WASHINGTON — George Washington University, in Washington, D.C., rejected calls to remove Supreme Court Justice Clarence Thomas from its law school faculty by students and others frustrated over the judge’s vote to overturn Roe v. Wade and his urging to reconsider other landmark civil rights cases.
In a message to the campus this week, officials defended Thomas, who has lectured at the law school since 2011.
“Because we steadfastly support the robust exchange of ideas and deliberation, and because debate is an essential part of our university’s academic and educational mission to train future leaders who are prepared to address the world’s most urgent problems, the university will neither terminate Justice Thomas’ employment nor cancel his class in response to his legal opinions,” leaders wrote Tuesday.
The school’s stance, however, has left many students unsatisfied, said Jon Kay, a rising junior who started a petition demanding Thomas’ termination. The petition amassed nearly 9,000 signatures, including from people not from the university, in less than a week, and organizers are considering other ways to pressure administrators into changing course.
The conflict is yet another flash point in the college free speech debate, as students demand greater say over who should be on a university’s payroll and what ideas can be tolerated on campus. In another recent case students at Washington, D.C.’s Georgetown University Law School similarly clashed with officials over Ilya Shapiro, a former administrator whose tweets about President Joe Biden’s promise to nominate a Black woman for the Supreme Court triggered a monthslong investigation. Shapiro, after being placed on paid administrative leave, was cleared of wrongdoing but resigned, citing a hostile work environment.
Meanwhile, administrators are under increasing pressure to showcase their schools as places where students and faculty can openly disagree with one another, while also ensuring community members feel safe and welcome. Leaders at George Washington University — referencing the school’s academic freedom guidelines — said “it is not the proper role of the university to attempt to shield individuals within or outside the university from ideas and opinions they find unwelcome, disagreeable, or even deeply offensive.”
Thomas’s views do not represent those of the university and, like other faculty, he “has academic freedom and freedom of expression and inquiry,” officials said.
Jordan Michel, a recent law school graduate and former president of the GW Law Student Bar Association, said he took Thomas’ constitutional law seminar last fall, a course in which students discuss the context around Supreme Court cases, instead of just the legal analyses or the facts that made it into the court’s opinions.
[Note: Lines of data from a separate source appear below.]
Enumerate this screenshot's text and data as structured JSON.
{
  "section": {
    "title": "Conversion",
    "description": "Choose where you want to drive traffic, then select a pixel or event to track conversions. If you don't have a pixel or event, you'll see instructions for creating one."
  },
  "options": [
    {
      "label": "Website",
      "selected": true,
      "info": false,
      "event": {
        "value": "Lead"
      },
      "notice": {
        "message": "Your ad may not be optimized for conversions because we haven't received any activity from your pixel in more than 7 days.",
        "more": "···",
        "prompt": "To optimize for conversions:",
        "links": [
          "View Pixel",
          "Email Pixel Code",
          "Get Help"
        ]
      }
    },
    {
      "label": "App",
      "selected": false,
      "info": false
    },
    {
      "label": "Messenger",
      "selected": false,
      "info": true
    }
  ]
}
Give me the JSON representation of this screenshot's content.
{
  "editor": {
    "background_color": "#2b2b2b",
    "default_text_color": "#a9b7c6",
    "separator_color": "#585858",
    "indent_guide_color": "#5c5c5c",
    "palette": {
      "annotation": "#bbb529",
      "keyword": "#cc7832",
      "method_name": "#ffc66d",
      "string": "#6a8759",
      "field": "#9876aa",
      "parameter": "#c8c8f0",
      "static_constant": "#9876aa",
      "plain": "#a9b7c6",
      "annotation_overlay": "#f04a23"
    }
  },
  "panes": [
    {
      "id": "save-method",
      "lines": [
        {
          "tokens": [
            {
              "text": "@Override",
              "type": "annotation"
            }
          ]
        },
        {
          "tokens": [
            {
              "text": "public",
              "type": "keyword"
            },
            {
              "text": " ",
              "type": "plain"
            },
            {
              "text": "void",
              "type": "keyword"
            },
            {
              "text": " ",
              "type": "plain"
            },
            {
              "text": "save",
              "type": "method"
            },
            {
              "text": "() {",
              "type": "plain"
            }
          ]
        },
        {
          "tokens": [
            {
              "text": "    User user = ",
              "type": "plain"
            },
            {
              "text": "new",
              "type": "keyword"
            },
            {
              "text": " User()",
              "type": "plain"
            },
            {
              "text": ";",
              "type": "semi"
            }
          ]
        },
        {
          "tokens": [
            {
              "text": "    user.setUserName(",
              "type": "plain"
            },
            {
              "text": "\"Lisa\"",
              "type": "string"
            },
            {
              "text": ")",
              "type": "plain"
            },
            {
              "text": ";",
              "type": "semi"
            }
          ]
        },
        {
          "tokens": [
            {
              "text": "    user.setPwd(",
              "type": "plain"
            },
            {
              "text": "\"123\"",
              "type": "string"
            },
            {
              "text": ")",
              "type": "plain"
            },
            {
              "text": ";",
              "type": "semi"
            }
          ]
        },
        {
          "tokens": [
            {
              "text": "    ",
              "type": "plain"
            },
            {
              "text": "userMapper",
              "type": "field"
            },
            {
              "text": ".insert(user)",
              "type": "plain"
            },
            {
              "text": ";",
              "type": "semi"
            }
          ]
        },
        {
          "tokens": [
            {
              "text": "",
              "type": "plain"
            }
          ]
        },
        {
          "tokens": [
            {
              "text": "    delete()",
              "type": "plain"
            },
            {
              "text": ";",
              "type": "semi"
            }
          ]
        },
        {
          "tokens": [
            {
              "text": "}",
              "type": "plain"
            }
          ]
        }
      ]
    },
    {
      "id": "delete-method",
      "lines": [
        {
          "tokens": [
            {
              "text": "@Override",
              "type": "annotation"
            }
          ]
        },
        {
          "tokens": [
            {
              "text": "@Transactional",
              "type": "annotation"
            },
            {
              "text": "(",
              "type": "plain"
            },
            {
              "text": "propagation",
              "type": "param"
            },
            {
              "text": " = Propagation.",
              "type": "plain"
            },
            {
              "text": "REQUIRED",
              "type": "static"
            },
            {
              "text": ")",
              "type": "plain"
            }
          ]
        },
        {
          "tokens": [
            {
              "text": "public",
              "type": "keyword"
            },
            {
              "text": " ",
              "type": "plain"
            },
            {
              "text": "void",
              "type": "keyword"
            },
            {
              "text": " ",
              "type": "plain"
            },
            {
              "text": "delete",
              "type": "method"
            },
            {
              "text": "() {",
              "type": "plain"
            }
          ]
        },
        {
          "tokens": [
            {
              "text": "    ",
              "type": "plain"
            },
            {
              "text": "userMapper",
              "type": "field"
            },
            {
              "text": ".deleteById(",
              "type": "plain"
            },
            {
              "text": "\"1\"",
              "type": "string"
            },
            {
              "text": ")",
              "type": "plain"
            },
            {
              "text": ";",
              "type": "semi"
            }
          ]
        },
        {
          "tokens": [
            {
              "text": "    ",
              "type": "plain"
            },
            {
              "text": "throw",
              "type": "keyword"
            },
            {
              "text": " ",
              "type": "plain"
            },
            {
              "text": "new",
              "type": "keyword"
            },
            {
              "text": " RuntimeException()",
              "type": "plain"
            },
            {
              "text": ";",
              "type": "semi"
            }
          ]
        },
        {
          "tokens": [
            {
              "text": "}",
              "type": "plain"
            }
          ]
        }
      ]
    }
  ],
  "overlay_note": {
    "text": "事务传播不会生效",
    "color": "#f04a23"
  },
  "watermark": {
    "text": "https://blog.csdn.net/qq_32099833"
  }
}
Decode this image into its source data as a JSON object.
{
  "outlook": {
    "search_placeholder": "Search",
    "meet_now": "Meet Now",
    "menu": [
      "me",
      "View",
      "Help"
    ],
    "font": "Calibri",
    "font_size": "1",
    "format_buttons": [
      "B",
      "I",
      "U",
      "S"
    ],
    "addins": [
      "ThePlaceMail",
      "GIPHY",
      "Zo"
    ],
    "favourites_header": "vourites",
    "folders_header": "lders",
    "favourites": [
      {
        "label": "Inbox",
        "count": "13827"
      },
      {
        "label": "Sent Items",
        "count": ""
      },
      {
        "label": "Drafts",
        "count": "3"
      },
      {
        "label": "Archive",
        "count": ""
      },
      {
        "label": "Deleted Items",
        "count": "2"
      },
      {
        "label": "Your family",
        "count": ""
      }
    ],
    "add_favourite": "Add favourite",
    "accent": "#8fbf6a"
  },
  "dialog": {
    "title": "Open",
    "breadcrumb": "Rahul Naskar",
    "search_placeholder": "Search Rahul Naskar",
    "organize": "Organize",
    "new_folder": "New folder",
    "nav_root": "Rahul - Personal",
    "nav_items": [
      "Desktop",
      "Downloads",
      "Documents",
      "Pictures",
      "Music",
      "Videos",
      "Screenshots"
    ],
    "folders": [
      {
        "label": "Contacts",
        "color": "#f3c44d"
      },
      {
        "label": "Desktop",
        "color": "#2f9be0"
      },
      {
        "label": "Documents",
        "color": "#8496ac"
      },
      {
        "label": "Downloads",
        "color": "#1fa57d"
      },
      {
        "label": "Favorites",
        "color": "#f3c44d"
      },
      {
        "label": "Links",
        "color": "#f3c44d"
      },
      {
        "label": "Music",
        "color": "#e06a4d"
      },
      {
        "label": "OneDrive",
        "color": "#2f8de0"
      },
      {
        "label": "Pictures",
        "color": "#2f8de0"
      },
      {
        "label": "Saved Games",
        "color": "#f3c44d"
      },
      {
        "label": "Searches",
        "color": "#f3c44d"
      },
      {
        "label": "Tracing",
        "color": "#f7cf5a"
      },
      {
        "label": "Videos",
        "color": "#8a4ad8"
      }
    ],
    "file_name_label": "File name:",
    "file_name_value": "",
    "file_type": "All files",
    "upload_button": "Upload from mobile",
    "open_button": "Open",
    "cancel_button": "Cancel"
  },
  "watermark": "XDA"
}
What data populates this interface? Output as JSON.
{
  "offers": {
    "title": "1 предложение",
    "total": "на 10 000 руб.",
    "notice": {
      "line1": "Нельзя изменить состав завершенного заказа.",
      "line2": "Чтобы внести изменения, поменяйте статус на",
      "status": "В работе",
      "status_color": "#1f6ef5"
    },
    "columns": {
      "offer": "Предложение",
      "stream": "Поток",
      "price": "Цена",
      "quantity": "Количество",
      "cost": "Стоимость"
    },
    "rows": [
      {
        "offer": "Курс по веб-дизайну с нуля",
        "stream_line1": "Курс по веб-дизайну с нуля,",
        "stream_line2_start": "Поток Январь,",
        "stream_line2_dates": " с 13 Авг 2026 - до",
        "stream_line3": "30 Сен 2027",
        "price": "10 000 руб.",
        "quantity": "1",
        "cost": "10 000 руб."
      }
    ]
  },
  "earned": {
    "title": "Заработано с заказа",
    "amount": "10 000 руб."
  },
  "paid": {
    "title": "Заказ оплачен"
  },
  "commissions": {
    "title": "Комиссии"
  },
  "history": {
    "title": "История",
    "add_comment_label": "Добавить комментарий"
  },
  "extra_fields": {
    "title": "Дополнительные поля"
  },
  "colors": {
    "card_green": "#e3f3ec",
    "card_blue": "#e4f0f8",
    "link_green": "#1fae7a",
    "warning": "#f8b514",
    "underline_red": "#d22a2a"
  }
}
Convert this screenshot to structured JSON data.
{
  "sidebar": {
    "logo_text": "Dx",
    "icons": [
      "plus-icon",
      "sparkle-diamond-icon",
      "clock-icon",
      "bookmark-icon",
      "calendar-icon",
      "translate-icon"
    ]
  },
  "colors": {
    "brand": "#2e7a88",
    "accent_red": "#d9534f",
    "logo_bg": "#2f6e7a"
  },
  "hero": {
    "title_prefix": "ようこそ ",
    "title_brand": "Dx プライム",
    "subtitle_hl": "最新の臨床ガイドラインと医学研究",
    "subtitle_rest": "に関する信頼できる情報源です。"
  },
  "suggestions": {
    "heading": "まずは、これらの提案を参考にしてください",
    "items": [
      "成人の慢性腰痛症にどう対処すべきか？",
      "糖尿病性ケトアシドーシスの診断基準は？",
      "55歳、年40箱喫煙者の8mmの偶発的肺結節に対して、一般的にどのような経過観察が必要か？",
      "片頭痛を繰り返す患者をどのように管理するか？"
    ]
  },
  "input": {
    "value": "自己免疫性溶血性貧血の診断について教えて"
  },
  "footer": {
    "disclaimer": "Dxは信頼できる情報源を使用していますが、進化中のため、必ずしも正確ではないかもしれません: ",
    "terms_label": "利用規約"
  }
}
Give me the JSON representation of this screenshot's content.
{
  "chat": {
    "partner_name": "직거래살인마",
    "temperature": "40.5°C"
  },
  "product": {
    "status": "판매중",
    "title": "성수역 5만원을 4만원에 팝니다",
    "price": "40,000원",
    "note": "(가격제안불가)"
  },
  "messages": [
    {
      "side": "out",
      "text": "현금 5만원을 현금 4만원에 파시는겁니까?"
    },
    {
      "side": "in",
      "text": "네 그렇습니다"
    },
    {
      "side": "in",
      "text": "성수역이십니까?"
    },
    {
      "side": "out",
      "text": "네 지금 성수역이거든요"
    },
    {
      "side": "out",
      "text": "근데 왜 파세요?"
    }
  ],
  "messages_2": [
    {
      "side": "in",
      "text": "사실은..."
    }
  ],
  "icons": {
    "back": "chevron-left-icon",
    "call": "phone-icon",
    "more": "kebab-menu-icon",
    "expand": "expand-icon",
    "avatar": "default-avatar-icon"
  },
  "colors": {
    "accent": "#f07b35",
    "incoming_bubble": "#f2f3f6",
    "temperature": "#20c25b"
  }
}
The class is co-taught by Gregory Maggs, the justice’s former clerk.
“He’s very disarming in person,” Michel said about Thomas, adding it seemed he “thoroughly enjoys [teaching].” He said Thomas was on campus for nearly every weekly class meeting.
Michel said he enjoyed the course’s content. But students sometimes felt they were “walking on eggshells” when discussing certain topics, such as gun rights or affirmative action, because they felt they already knew Thomas’ stance.
Now he backs calls to remove Thomas from the faculty.
“There’s agreement among law students that having diverse perspectives is important,” said Michel, 36. “But when somebody who’s supposed to be educating us fails to subscribe to or uphold the ethical, legal, moral obligations that we are here trying to abide by, it becomes problematic for us.”
Some recent law school alumni are considering withholding donations while Thomas remains on the faculty, Michel added. Thomas and Maggs are scheduled to teach the course again this fall, a university spokesperson said.
Other graduates support the university. “I am not fond of the idea of, ‘this teacher is repugnant for something outside of the classroom and therefore should be fired,'” said another of Thomas’ former students at the university, who works as an attorney for a government agency and spoke on the condition of anonymity because he did not want to be associated with the controversy at his alma mater. He does not agree with many of Thomas’ past judgments but thinks “the school is absolutely right.”
Kay, the undergraduate who organized the petition, said student groups will continue to push the university.
“Right now it’s just about continuing to make noise, continuing to spread a consistent message and make sure the university knows their statement didn’t just end the conversation,” said Kay, 20. “I was just so outraged that our school continued to employ Justice Thomas, not only after his vote to overturn Roe v. Wade, but also his implicit intention to overturn Obergefell, Lawrence and Griswold.”
In a concurring opinion released after the court struck down Roe v. Wade — which had legalized abortion nationwide — Thomas wrote the court should reconsider other cases that relied on the same legal reasoning. Those cases include Obergefell v. Hodges, which established the right of gay couples to marry; Lawrence v. Texas, a case that invalidated sodomy laws and legalized same-sex sexual activity throughout the country; and Griswold v. Connecticut, the 1965 ruling that established the right for married couples to buy and use contraception.
“It’s just unacceptable for our university to be continuing his employment,” Kay said about Thomas. “Through employing him, we are endorsing his actions.”